In the weeks before Christmas, the prospect of Syrian refugees entering the United States unleashed an epidemic of fear and fearmongering, at least among many politicians. Alarmed that one of the suspects in the Novem­ber terrorist attacks in Paris may have entered Europe using refugee status, two presidential candidates said they would block all Syrian Muslims from entering the country and admit only Christians. Candidate Ben Carson compared the threat of Syrian refugees to that of rabid dogs. More than half the nation’s governors said Syrian refugees are not welcome in their states.
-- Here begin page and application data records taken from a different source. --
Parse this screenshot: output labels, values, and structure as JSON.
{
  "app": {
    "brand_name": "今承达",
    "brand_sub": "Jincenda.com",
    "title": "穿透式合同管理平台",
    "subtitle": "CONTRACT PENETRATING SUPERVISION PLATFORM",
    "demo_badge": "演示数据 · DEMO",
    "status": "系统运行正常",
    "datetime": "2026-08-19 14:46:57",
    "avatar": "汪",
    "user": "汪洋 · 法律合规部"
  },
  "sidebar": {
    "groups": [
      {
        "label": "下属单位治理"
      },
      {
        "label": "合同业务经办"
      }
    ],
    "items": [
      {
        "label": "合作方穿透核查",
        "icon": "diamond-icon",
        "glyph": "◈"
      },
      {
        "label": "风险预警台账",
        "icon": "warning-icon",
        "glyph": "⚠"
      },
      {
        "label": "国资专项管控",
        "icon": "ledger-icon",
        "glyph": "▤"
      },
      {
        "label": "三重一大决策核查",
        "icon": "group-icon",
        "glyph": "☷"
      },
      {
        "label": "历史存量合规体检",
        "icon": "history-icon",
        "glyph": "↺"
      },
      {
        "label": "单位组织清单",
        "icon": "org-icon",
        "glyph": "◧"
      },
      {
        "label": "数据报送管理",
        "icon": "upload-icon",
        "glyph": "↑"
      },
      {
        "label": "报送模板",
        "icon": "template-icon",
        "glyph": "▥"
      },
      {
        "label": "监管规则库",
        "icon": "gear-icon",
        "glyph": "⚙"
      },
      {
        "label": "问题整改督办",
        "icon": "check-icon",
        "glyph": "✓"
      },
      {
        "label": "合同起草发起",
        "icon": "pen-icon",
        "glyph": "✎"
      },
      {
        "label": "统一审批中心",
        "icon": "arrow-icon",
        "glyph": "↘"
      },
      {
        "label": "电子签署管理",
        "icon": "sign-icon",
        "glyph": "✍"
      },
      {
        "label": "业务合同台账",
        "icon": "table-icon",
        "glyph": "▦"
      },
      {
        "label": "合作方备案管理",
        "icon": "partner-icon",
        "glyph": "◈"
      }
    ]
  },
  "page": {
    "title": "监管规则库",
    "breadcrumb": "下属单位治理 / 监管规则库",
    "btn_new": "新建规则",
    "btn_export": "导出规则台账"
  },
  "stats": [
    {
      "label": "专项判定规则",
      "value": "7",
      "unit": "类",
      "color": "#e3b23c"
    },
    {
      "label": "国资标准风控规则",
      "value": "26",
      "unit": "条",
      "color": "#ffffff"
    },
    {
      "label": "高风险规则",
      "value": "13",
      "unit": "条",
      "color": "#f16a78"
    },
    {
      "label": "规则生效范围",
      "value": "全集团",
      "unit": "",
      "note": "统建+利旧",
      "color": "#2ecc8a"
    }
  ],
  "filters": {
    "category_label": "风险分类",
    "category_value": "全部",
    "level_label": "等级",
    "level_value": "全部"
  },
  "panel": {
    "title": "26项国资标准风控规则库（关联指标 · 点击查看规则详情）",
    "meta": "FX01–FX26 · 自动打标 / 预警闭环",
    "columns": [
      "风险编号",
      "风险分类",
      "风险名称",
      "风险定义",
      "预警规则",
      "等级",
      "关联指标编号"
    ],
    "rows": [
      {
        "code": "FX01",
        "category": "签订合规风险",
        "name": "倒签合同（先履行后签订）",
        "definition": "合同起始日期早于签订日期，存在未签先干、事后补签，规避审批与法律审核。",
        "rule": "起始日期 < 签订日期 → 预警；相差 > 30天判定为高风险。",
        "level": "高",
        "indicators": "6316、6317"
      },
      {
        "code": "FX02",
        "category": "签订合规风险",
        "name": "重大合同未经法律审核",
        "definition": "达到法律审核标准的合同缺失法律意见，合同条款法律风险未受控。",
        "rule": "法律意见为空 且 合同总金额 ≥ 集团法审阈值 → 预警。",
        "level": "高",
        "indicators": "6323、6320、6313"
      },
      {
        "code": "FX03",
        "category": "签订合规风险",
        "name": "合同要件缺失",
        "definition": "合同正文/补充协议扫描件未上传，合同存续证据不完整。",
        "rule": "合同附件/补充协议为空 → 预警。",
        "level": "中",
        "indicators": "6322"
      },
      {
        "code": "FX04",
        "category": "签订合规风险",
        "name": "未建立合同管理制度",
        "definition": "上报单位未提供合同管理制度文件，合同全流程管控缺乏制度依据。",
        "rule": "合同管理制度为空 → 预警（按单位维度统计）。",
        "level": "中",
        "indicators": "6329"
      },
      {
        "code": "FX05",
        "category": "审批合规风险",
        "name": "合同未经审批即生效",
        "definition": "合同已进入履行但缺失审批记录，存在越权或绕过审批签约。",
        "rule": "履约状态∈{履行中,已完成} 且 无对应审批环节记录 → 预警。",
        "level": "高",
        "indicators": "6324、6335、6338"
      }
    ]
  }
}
Faced with one of the greatest refugee crises in modern history, in which some 11 million Syrians have been displaced, 4 million have fled their country, and 700,000—mostly women and children—have risked their lives to reach Europe, some Americans shrink from even the modest humanitarian response outlined by President Obama of resettling 10,000 Syrian refugees in the next year.
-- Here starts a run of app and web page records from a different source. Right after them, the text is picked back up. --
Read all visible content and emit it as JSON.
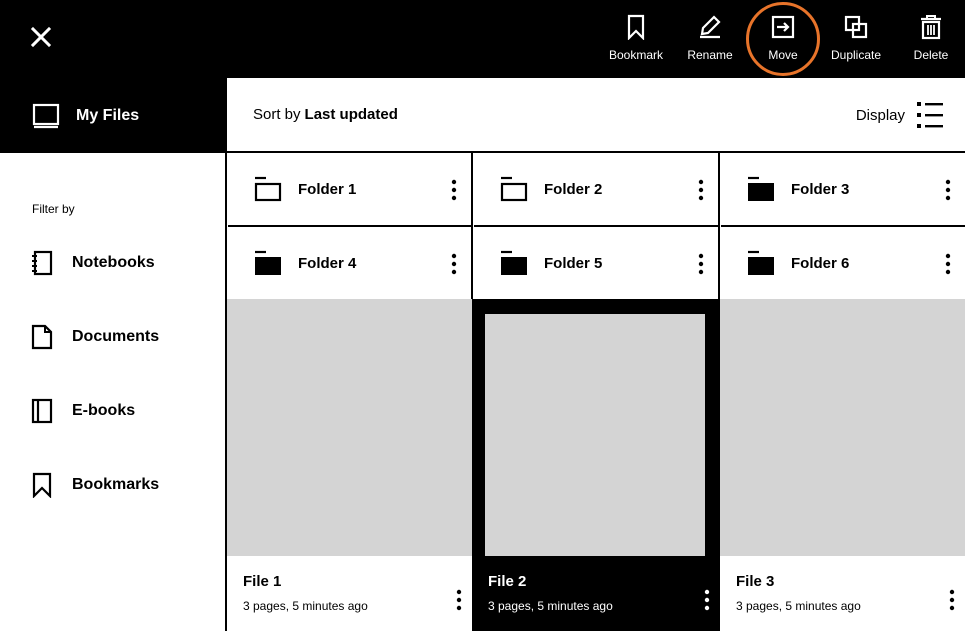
{
  "toolbar": {
    "close_label": "",
    "actions": [
      {
        "id": "bookmark",
        "label": "Bookmark",
        "icon": "bookmark-icon"
      },
      {
        "id": "rename",
        "label": "Rename",
        "icon": "pencil-icon"
      },
      {
        "id": "move",
        "label": "Move",
        "icon": "move-icon"
      },
      {
        "id": "duplicate",
        "label": "Duplicate",
        "icon": "duplicate-icon"
      },
      {
        "id": "delete",
        "label": "Delete",
        "icon": "trash-icon"
      }
    ],
    "highlight_color": "#e8742a"
  },
  "sidebar": {
    "title": "My Files",
    "filter_label": "Filter by",
    "items": [
      {
        "label": "Notebooks",
        "icon": "notebook-icon"
      },
      {
        "label": "Documents",
        "icon": "document-icon"
      },
      {
        "label": "E-books",
        "icon": "ebook-icon"
      },
      {
        "label": "Bookmarks",
        "icon": "bookmark-icon"
      }
    ]
  },
  "sortbar": {
    "sort_label": "Sort by",
    "sort_value": "Last updated",
    "display_label": "Display"
  },
  "folders": [
    {
      "name": "Folder 1",
      "style": "outline"
    },
    {
      "name": "Folder 2",
      "style": "outline"
    },
    {
      "name": "Folder 3",
      "style": "filled"
    },
    {
      "name": "Folder 4",
      "style": "filled"
    },
    {
      "name": "Folder 5",
      "style": "filled"
    },
    {
      "name": "Folder 6",
      "style": "filled"
    }
  ],
  "files": [
    {
      "name": "File 1",
      "meta": "3 pages, 5 minutes ago",
      "selected": false
    },
    {
      "name": "File 2",
      "meta": "3 pages, 5 minutes ago",
      "selected": true
    },
    {
      "name": "File 3",
      "meta": "3 pages, 5 minutes ago",
      "selected": false
    }
  ]
}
Fear is an understandable reaction to danger, but it’s an unreliable guide to policy and, often, to our own well-being. As cooler heads have noted, the refugee application process already includes background checks, in-depth inter­views, and vetting by the National Counterterrorism Center, the FBI’s Terrorist Screening Center, and the departments of state, defense, and homeland security. Refugees from Syria are already given additional scrutiny. The investigation takes from 18 to 24 months.